A famous win on the opening day against United set the tone for this season – Everton will be up there battling for European football, providing Jelavić stays in form and Moyes can keep his team together in January.
While both aren’t guaranteed, the Toffees mean business and have averaged two points per game already this season, scoring more goals than Spurs and Arsenal.
Can I have a bit of team news please?
Mark Hughes’ pre-match press conference revealed that the R's are nearly back to full strength, and not before time.
Fabio may still miss out, while Andy Johnson is a long-term absentee, but Samba Diakite is back from suspension and Armand Traore could even make the squad – despite chronically lacking match practice.
Anton Ferdinand and Bosingwa have come back to full fitness, the former hoping to put his abysmal display at The Hawthorns behind him.
Diakite’s return to the side is a godsend given the poor form of Ji-sung Park and limited defensive solidity of Alejandro Faurlin, Esteban Granero and Taarabt, while one can only hope that a settled defence can prevent Everton making a fool of Julio Cesar as the Hammers were able to.
Despite a plethora of calls for him to be given a first-team berth, Junior Hoilett appears likely to be left out again, with Shaun Wright-Phillips retaining his pride of place on the right flank.

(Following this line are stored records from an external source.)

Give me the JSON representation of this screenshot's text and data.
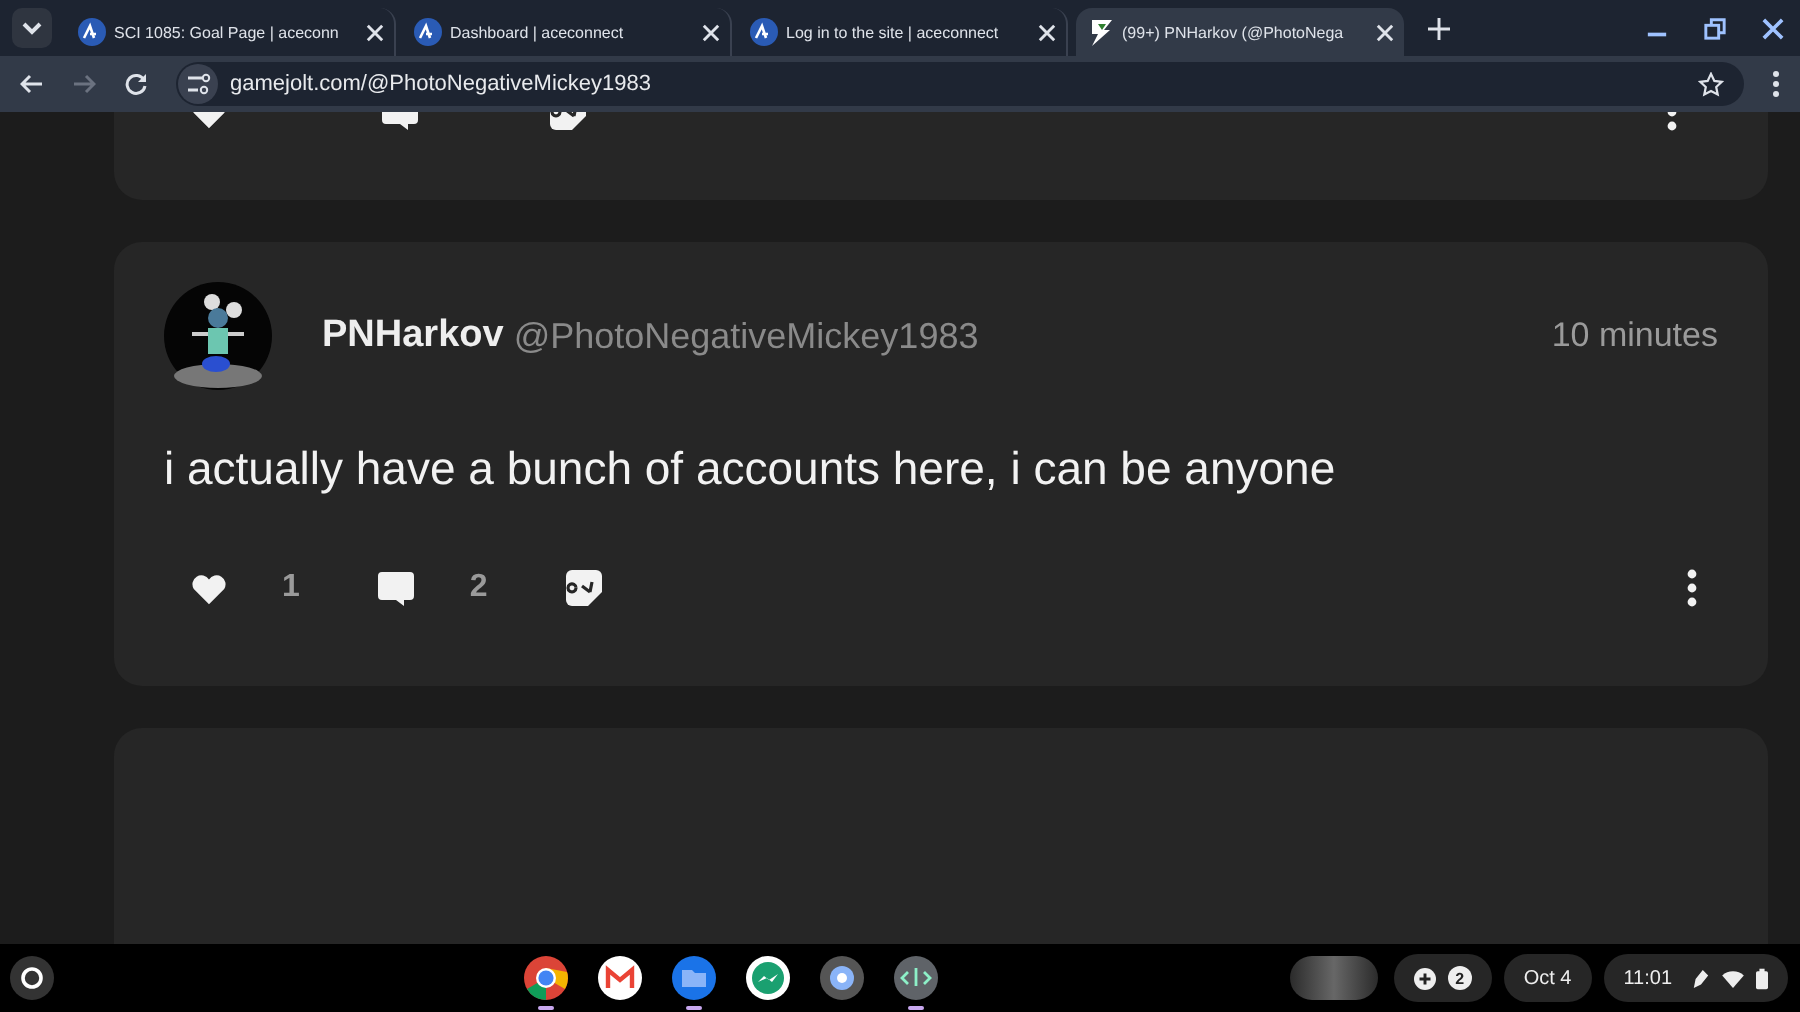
{
  "browser": {
    "tabs": [
      {
        "title": "SCI 1085: Goal Page | aceconn",
        "kind": "ace",
        "selected": false
      },
      {
        "title": "Dashboard | aceconnect",
        "kind": "ace",
        "selected": false
      },
      {
        "title": "Log in to the site | aceconnect",
        "kind": "ace",
        "selected": false
      },
      {
        "title": "(99+) PNHarkov (@PhotoNega",
        "kind": "gamejolt",
        "selected": true
      }
    ],
    "url": "gamejolt.com/@PhotoNegativeMickey1983"
  },
  "posts": [
    {
      "kind": "cut"
    },
    {
      "kind": "full",
      "display_name": "PNHarkov",
      "username": "@PhotoNegativeMickey1983",
      "time": "10 minutes",
      "text": "i actually have a bunch of accounts here, i can be anyone",
      "likes": "1",
      "comments": "2"
    },
    {
      "kind": "empty"
    }
  ],
  "shelf": {
    "apps": [
      {
        "kind": "chrome",
        "running": true
      },
      {
        "kind": "gmail",
        "running": false
      },
      {
        "kind": "files",
        "running": true
      },
      {
        "kind": "messenger",
        "running": false
      },
      {
        "kind": "settings",
        "running": false
      },
      {
        "kind": "terminal",
        "running": true
      }
    ],
    "notifications": "2",
    "date": "Oct 4",
    "time": "11:01"
  }
}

The visitors will mercifully be without fiery Belgian Fellaini, who is out with a knee injury, while Darron Gibson and Tony Hibbert are also ruled out. Thomas Hitzlsperger, a new signing at Goodison Park, will not be considered for the trip to W12.
One positive for QPR is that Everton will have been hit harder by the recent international break, but whether this will make much difference by Sunday remains to be seen.

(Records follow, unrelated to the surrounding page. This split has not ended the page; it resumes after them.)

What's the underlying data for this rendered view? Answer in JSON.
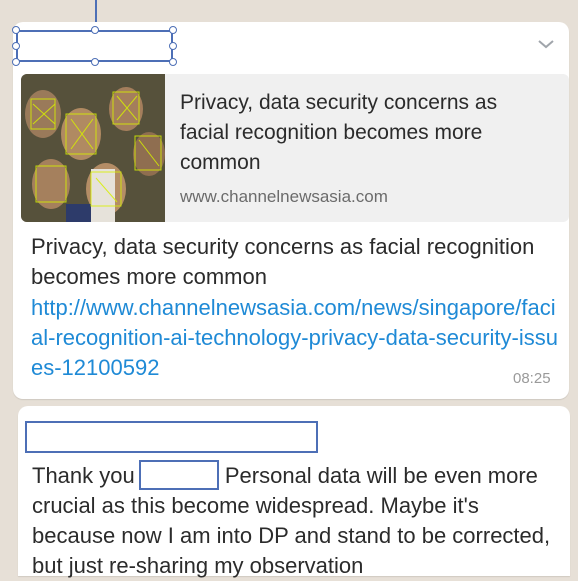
{
  "message1": {
    "preview_title": "Privacy, data security concerns as facial recognition becomes more common",
    "preview_domain": "www.channelnewsasia.com",
    "text": "Privacy, data security concerns as facial recognition becomes more common",
    "link": "http://www.channelnewsasia.com/news/singapore/facial-recognition-ai-technology-privacy-data-security-issues-12100592",
    "time": "08:25"
  },
  "message2": {
    "text_before_redaction": "Thank you",
    "text_after_redaction": "Personal data will be even more crucial as this become widespread. Maybe it's because now I am into DP and stand to be corrected, but just re-sharing my observation"
  },
  "colors": {
    "link": "#1f8ad6",
    "selection": "#4d6fb6",
    "bubble": "#ffffff",
    "chat_background": "#e6dfd6"
  },
  "icons": {
    "menu": "chevron-down-icon"
  }
}
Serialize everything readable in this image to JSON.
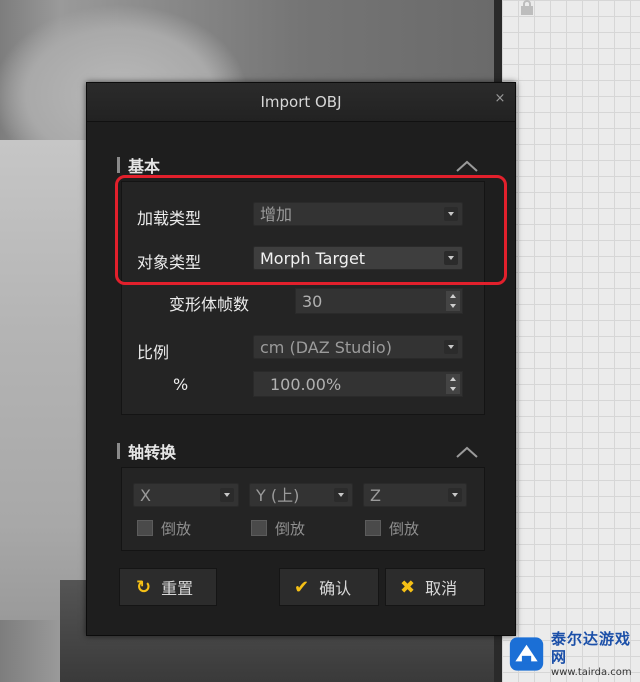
{
  "dialog": {
    "title": "Import OBJ",
    "close_glyph": "×"
  },
  "basic": {
    "heading": "基本",
    "load_type_label": "加载类型",
    "load_type_value": "增加",
    "object_type_label": "对象类型",
    "object_type_value": "Morph Target",
    "morph_frames_label": "变形体帧数",
    "morph_frames_value": "30",
    "scale_label": "比例",
    "scale_value": "cm (DAZ Studio)",
    "percent_label": "%",
    "percent_value": "100.00%"
  },
  "axis": {
    "heading": "轴转换",
    "x_value": "X",
    "y_value": "Y (上)",
    "z_value": "Z",
    "invert_label": "倒放"
  },
  "buttons": {
    "reset": "重置",
    "reset_icon": "↻",
    "confirm": "确认",
    "confirm_icon": "✔",
    "cancel": "取消",
    "cancel_icon": "✖"
  },
  "watermark": {
    "title": "泰尔达游戏网",
    "url": "www.tairda.com"
  },
  "colors": {
    "accent": "#f5c016",
    "highlight": "#e2202c"
  }
}
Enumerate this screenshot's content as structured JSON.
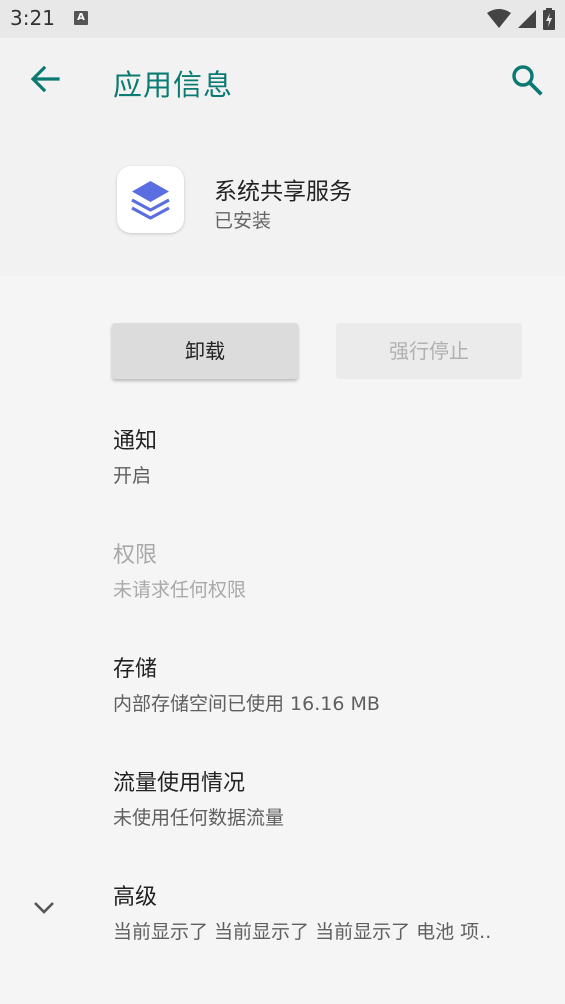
{
  "status_bar": {
    "time": "3:21",
    "notif_letter": "A"
  },
  "app_bar": {
    "title": "应用信息"
  },
  "app": {
    "name": "系统共享服务",
    "status": "已安装"
  },
  "buttons": {
    "uninstall": "卸载",
    "force_stop": "强行停止"
  },
  "items": [
    {
      "title": "通知",
      "subtitle": "开启"
    },
    {
      "title": "权限",
      "subtitle": "未请求任何权限"
    },
    {
      "title": "存储",
      "subtitle": "内部存储空间已使用 16.16 MB"
    },
    {
      "title": "流量使用情况",
      "subtitle": "未使用任何数据流量"
    },
    {
      "title": "高级",
      "subtitle": "当前显示了 当前显示了 当前显示了 电池 项.."
    }
  ],
  "colors": {
    "accent": "#0b7a72",
    "app_icon": "#5b6ee1"
  },
  "icons": [
    "back-arrow",
    "search",
    "layers",
    "chevron-down",
    "wifi",
    "signal",
    "battery"
  ]
}
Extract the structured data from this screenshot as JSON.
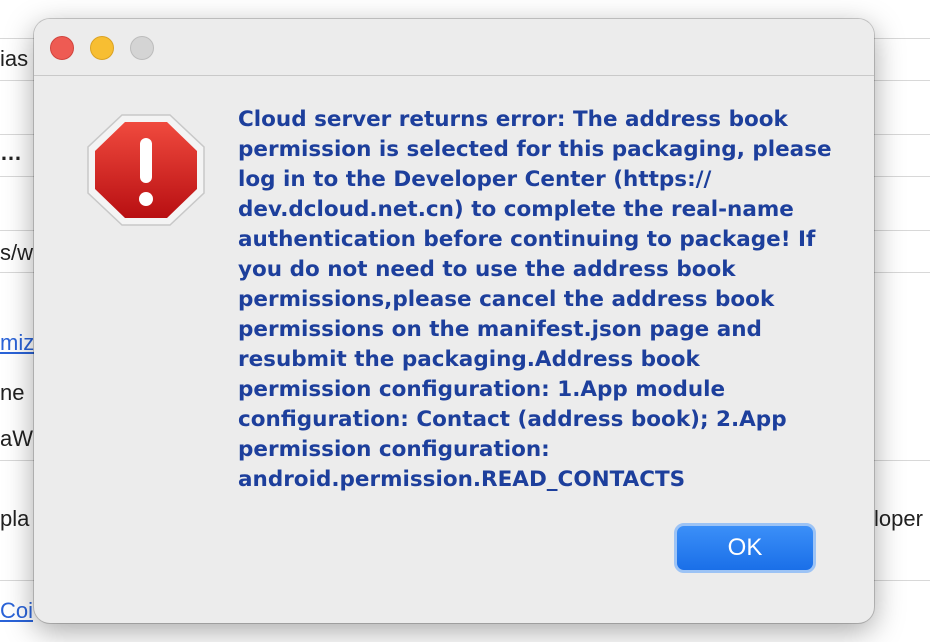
{
  "background": {
    "fragments": [
      "ias",
      "…",
      "s/w",
      "miz",
      "ne",
      "aW",
      "pla",
      "loper",
      "Coi"
    ]
  },
  "dialog": {
    "message": "Cloud server returns error: The address book permission is selected for this packaging, please log in to the Developer Center (https:// dev.dcloud.net.cn) to complete the real-name authentication before continuing to package! If you do not need to use the address book permissions,please cancel the address book permissions on the manifest.json page and resubmit the packaging.Address book permission configuration: 1.App module configuration: Contact (address book); 2.App permission configuration: android.permission.READ_CONTACTS",
    "ok_label": "OK",
    "icon": "stop-alert-icon"
  },
  "colors": {
    "message_text": "#1d3f9c",
    "button_accent": "#1a6fe8",
    "alert_red": "#d11f1f"
  }
}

As mentioned earlier, it was a draw at home to Everton which spurred the club’s moves towards survival last season. Anything similar this time around would be very timely, and much appreciated in Shepherd’s Bush.
QPR have only lost to Everton once at home in 25 years, back in the 1994-95 season. Rangers have won 10 of 24 games between the two sides at Loftus Road, while Everton have come away with seven victories in total from west London.

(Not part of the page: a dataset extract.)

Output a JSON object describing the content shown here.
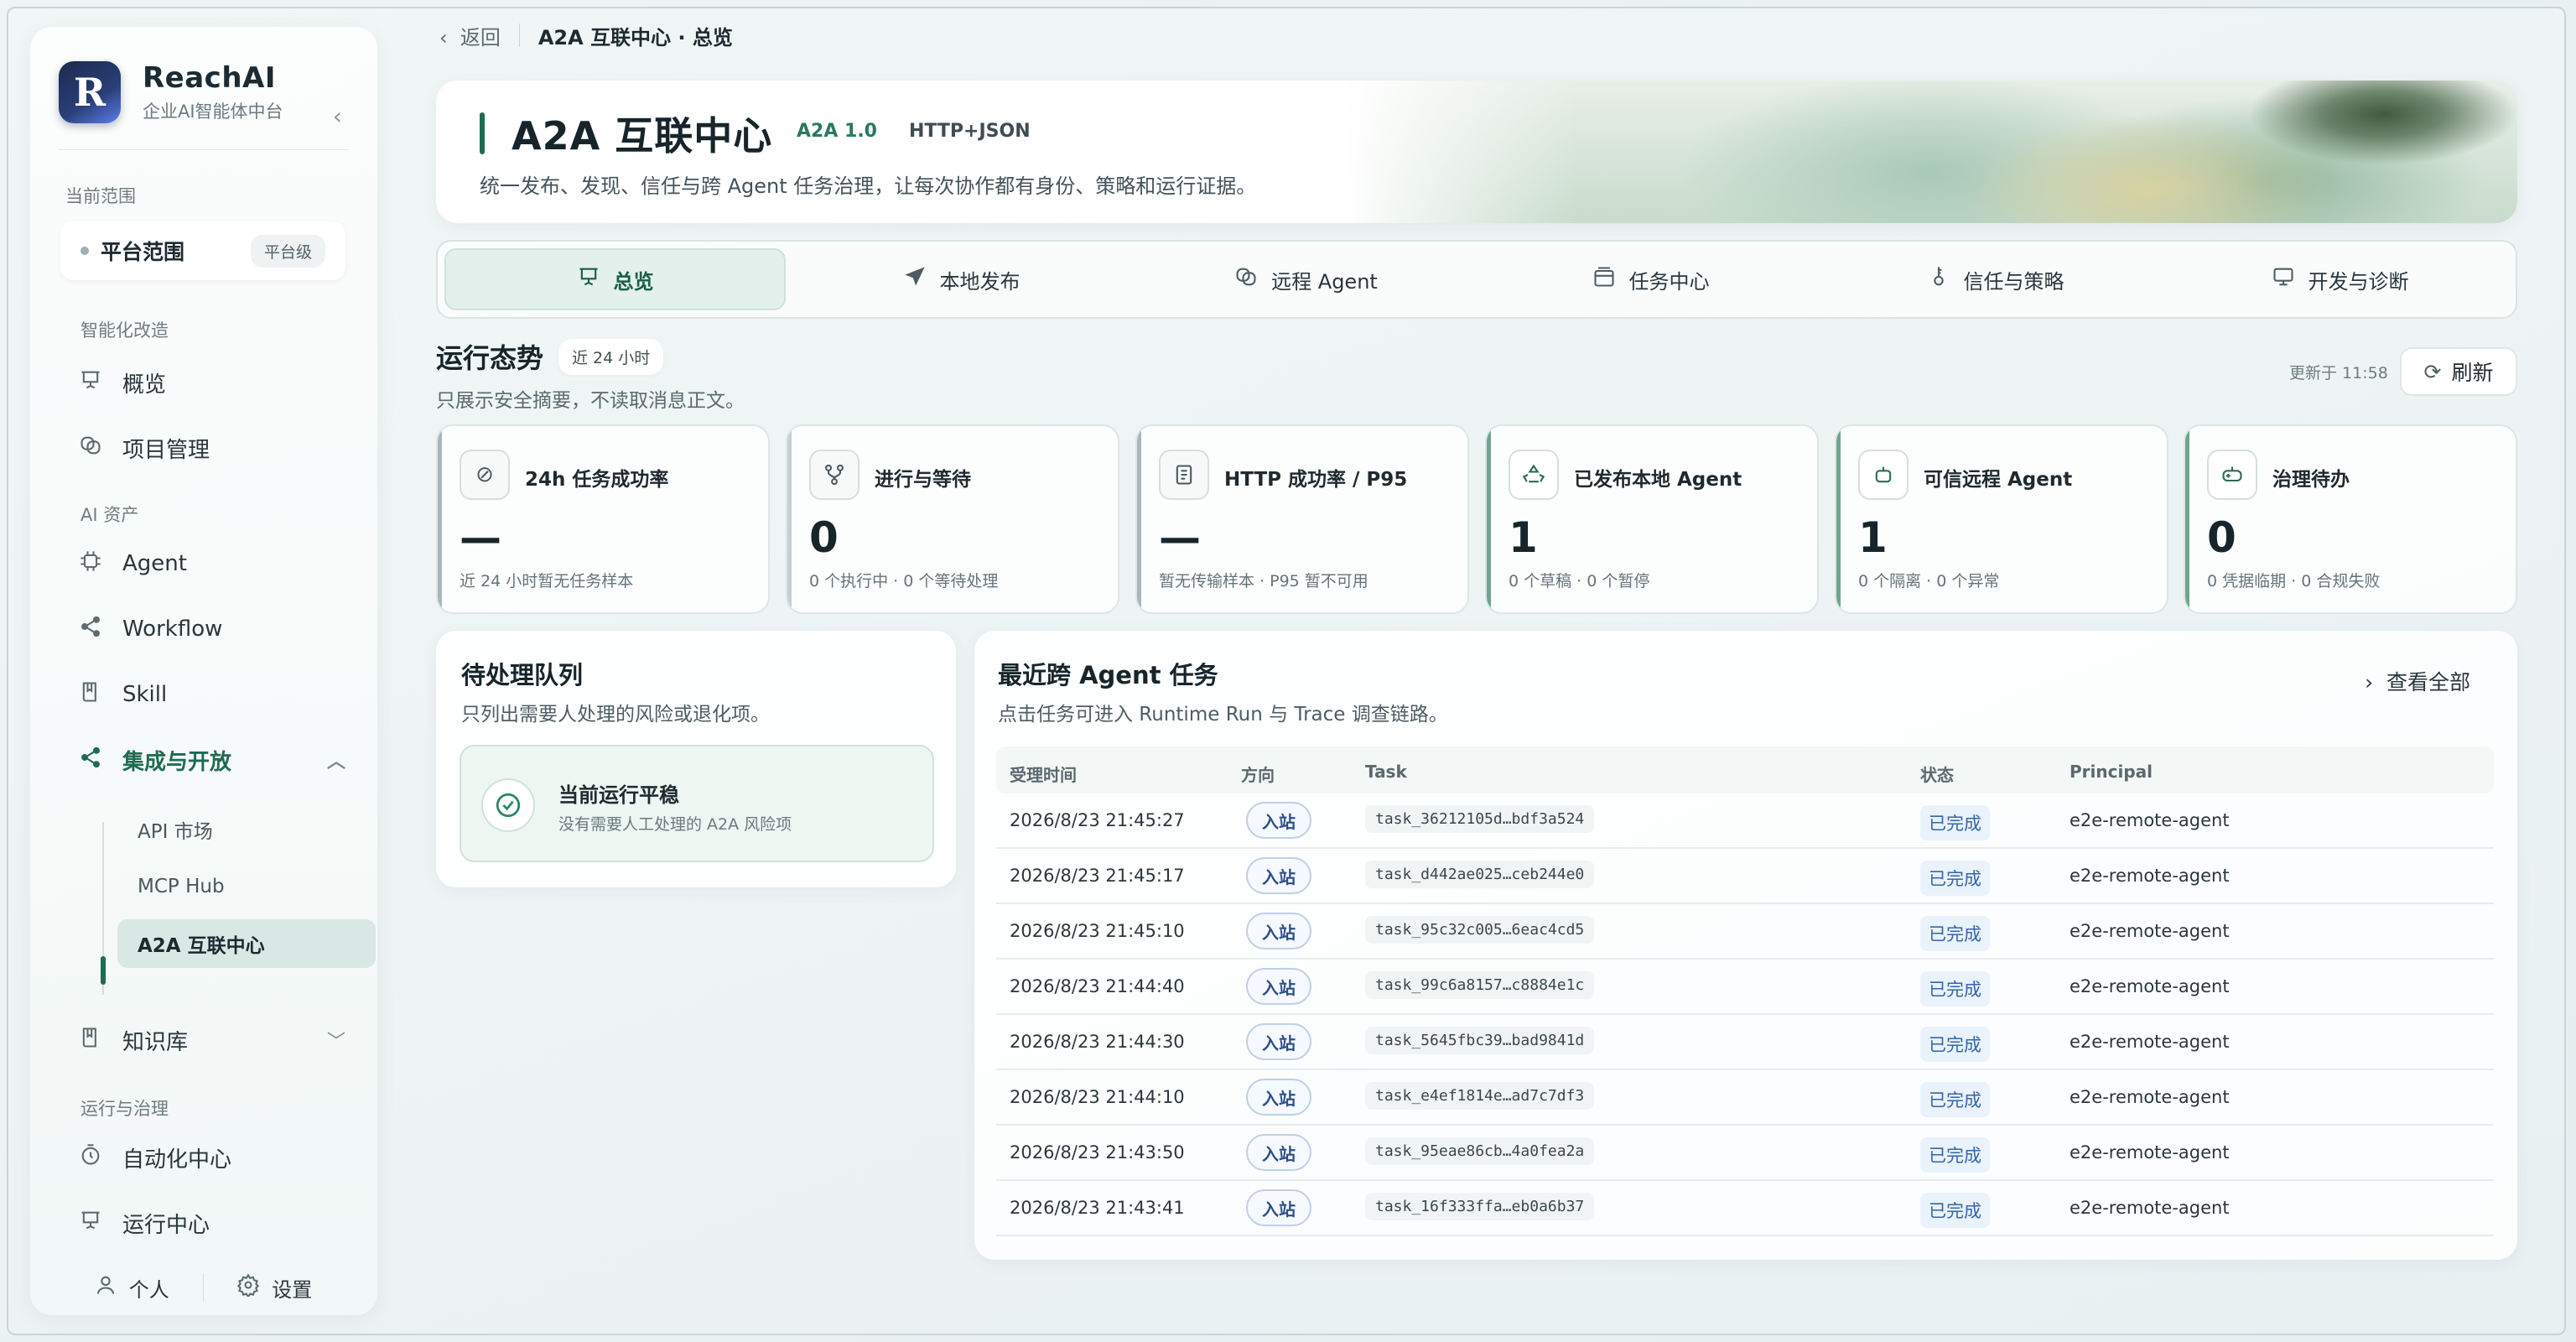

Back in the 1975-76 season, the R’s beat the Merseysiders 5-0. A repeat of this, and not of the record 5-1 loss two years later, would be great. Let's hope Hughes and the boys are reading.
How do you think we’ll do?
In all likelihood a draw would be a very good result, but Everton aren’t invincible. Conceding twice against the Latics showed a certain vulnerability that a more confident side would look to exploit – but confident QPR are not.
Supporters have almost become resigned to losing and accepting of the fact that things won’t be getting any better for quite a while, a very sad state of affairs indeed.
If Hughes’ tactical decisions are spot on, the R’s can turn it around here, but anything more than a point apiece is wishful thinking. Sadly, Rangers’ defensive vulnerability is so acute that a clean sheet is almost out of the question.
From an attacking perspective, with Djibril Cissé in poor form, Zamora the main goal threat, and Hoilett yet to be properly unleashed, it once again falls to Adel Taarabt, as it did against West Brom, to mount the team’s offensive challenge.
I’ll go for a 1-1 draw, in a fit of optimism, with a goal coming from Park, who has been deeply underwhelming since swooping in from the Red Devils in a fit of publicity and self-congratulation.
Will the international break have revitalised Rangers? How do you think we'll do against Everton? Leave your comments below, post on our message board or tweet us @qprnet